I know you are very good at working with anglers when they are on your boat, what advice do you try to give them about being prepared on the water?

Preparation for your trip on the water should include several things. The most important thing I have on myself on all trips is a good pair of polarized sun glasses, if you can't see your target in the water; you are wasting your time

A few other things you want to make sure you have are sunscreen, hat, and clothing to match the time of year. It’s better to have too much and not need it than not enough when you do, and plenty of water to drink.

What are some of the mistakes you most often see?

Some mistakes often made by anglers begin with tailing loops on their presentation. This can be corrected by generating more line speed.

Another issue is line-management. Most people lose touch with their line on their final cast. Rather than just letting the fly line go on your final cast, you should allow the line to slide through a hole made by touching your thumb to your index finger, this allows you to quickly begin your strip, and puts you in touch with your fly quicker.

Line control is also a factor, once you are stripping your fly back in, make sure your line is not wrapped around your leg, a cleat, or some other obstruction. Controlling your line will make that next cast flawless and not come up short when you see that tailing redfish.

Chris, thanks again for taking the time to talk with us and we’ll look forward to seeing you on the water. Chris can be reached at or at 843-509-9772.

river time

Spent most of the weekend in or along the river.
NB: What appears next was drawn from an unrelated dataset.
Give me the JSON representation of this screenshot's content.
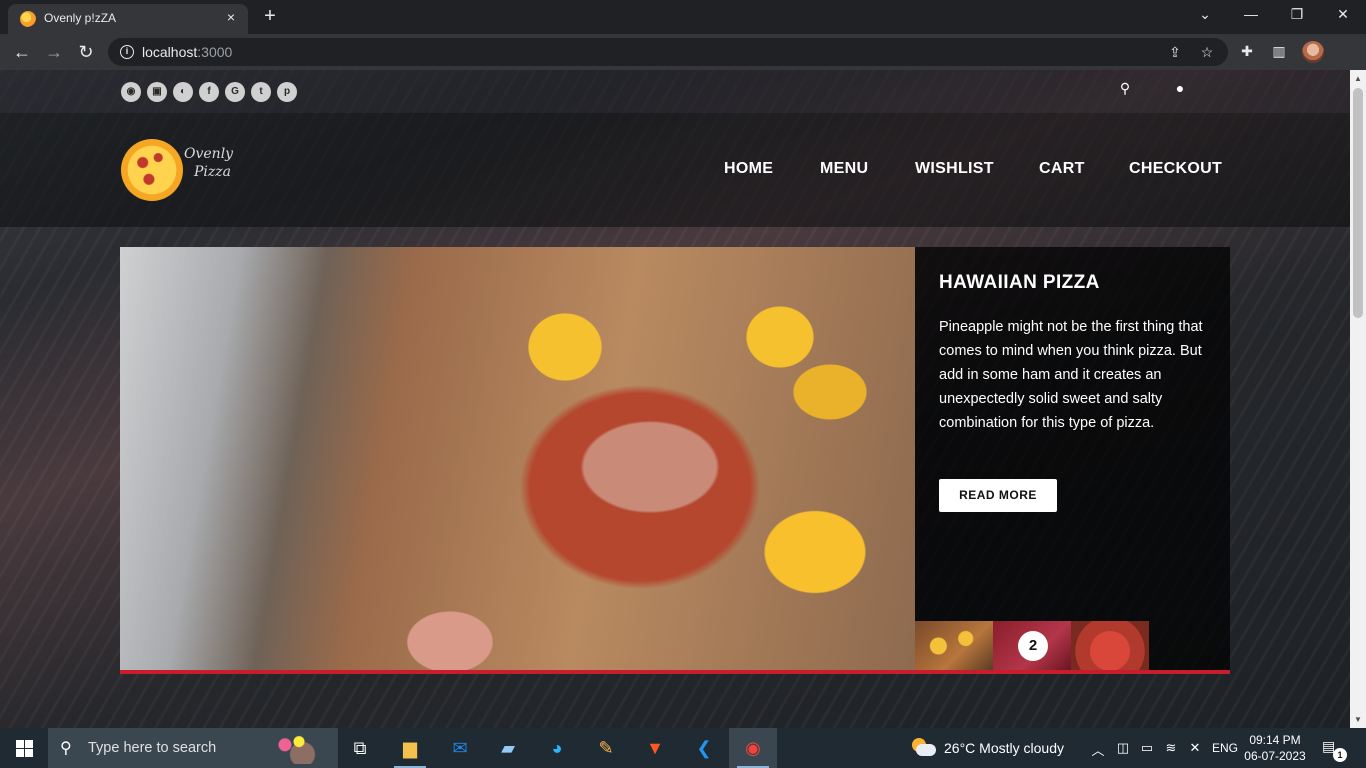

The Potomac is in pretty good shape. Worked with my TH rod above Fletcher and landed several cats on a Clouser. Also gave a couple of single handed lessons.

Find some time and get out there.